Triclosan Use Ban

Triclosan is an ingredient added to many consumer products to reduce or prevent bacterial contamination. It may be found in products such as clothing, kitchenware, furniture, and toys. It also may be added to antibacterial soaps and body washes, toothpastes, and some cosmetics—products regulated by the U.S. Food and Drug Administration (FDA).

Animal studies have shown that triclosan alters hormone regulation. However, data showing effects in animals don’t always predict effects in humans. Other studies in bacteria have raised the possibility that triclosan contributes to making bacteria resistant to antibiotics.

In light of these studies, FDA is engaged in an ongoing scientific and regulatory review of this ingredient. FDA does not have sufficient safety evidence to recommend changing consumer use of products that contain triclosan at this time.

Companies such as Johnson & Johnson, Colgate, and others are addressing the use of Triclosan in consumer products.

Statement of Food & Water Watch Executive Director Wenonah Hauter

"Johnson & Johnson’s announcement of its plans to phase triclosan out of its consumer products is a major step towards protecting the public and the environment from this risky, often unnecessary chemical.

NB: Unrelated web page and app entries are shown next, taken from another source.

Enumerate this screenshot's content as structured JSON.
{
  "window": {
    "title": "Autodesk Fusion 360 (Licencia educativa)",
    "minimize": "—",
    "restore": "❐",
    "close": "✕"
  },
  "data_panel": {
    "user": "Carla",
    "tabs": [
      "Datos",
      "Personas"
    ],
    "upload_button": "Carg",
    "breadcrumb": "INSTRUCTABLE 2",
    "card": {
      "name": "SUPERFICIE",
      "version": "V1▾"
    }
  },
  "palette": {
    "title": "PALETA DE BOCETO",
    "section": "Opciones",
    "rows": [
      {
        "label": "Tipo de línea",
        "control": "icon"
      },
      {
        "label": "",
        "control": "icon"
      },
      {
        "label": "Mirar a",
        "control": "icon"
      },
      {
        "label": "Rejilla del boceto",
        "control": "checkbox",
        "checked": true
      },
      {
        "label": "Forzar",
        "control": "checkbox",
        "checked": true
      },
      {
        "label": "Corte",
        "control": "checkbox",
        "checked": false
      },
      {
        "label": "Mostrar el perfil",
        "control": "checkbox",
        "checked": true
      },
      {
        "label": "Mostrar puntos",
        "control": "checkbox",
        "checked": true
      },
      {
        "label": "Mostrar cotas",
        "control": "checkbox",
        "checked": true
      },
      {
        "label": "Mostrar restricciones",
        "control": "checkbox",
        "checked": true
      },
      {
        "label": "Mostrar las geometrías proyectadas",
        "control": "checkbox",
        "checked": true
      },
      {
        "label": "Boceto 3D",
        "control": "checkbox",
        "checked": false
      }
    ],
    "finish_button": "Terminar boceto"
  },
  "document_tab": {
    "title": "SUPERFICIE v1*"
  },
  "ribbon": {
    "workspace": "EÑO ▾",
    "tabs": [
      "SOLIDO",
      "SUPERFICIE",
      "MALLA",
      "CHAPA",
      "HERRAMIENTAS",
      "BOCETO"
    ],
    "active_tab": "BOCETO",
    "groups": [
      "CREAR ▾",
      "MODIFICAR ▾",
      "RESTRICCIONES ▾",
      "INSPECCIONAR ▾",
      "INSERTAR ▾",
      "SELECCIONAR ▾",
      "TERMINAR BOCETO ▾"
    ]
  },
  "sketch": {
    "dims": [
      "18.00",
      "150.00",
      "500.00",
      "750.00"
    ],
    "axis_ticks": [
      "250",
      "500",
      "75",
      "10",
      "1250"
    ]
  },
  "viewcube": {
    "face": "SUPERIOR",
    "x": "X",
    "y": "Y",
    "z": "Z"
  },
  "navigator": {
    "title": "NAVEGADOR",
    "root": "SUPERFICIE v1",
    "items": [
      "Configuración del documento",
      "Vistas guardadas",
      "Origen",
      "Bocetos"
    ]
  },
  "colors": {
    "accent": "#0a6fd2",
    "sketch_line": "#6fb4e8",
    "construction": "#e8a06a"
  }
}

The company has done the smart thing in modifying its product offering to respond to concerns over the chemical, and the step is a victory in the fight against triclosan. But the Food & Drug Administration still needs to address the use of triclosan in non-medical settings, because until they ban the chemical, consumers and the environment will still be at risk.

“Originally developed for medical settings, but increasingly found in a range of consumer products such as soap, cosmetics, school supplies and athletic equipment, triclosan is a known endocrine disrupter that has also been linked to antibiotic resistance. Scientists estimate that triclosan has accumulated in the bodies of up to 75 percent of the U.S. population. The chemical also accumulates in the environment, contaminating surface and ground water. Because triclosan also survives the wastewater treatment process, it persists in sludge that is often dumped on agricultural crops.

“Johnson and Johnson’s decision to discontinue this harmful chemical is a major step, but it is not enough. The federal government should step in and ban triclosan from all consumer products.”

Triclosan Use Ban

FDA issues proposed rule to determine safety and effectiveness of antibacterial soaps
The FDA proposes a rule for antibacterial body wash and soap manufacturers to mandatorily prove the longterm effectiveness and safety of daily usage of their products. Especial focus put on triclocarban and triclosan (forms of Triclosan), is resultant of studies showing their negative effect on hormones, and bacterial resistance.

Triclosan, an antimicrobial ingredient used in some hand soaps in the food processing industry, is under the microscope again after a US Court of Appeal decision.

Triclosan is causing environmental concerns, but a proposed ban on the chemical didn’t receive enough votes to make it out of the Senate Commerce Committee Wednesday. Minnesota would have been the first state to ban triclosan.

A new study has found the chemical can weaken muscle contraction. “If studies continue to demonstrate adverse health effects of triclosan, then the FDA should call for its removal from consumer products.”

“Health Canada and Environment Canada found that triclosan was toxic to the environment. Scientific literature has extensively linked the use of triclosan, and its cousin triclocarban, to a range of health and environmental problems including antibiotic resistance.”

“Johnson and Johnson’s decision to discontinue this harmful chemical is a major step, but it is not enough. The federal government should step in and ban triclosan from all consumer products.”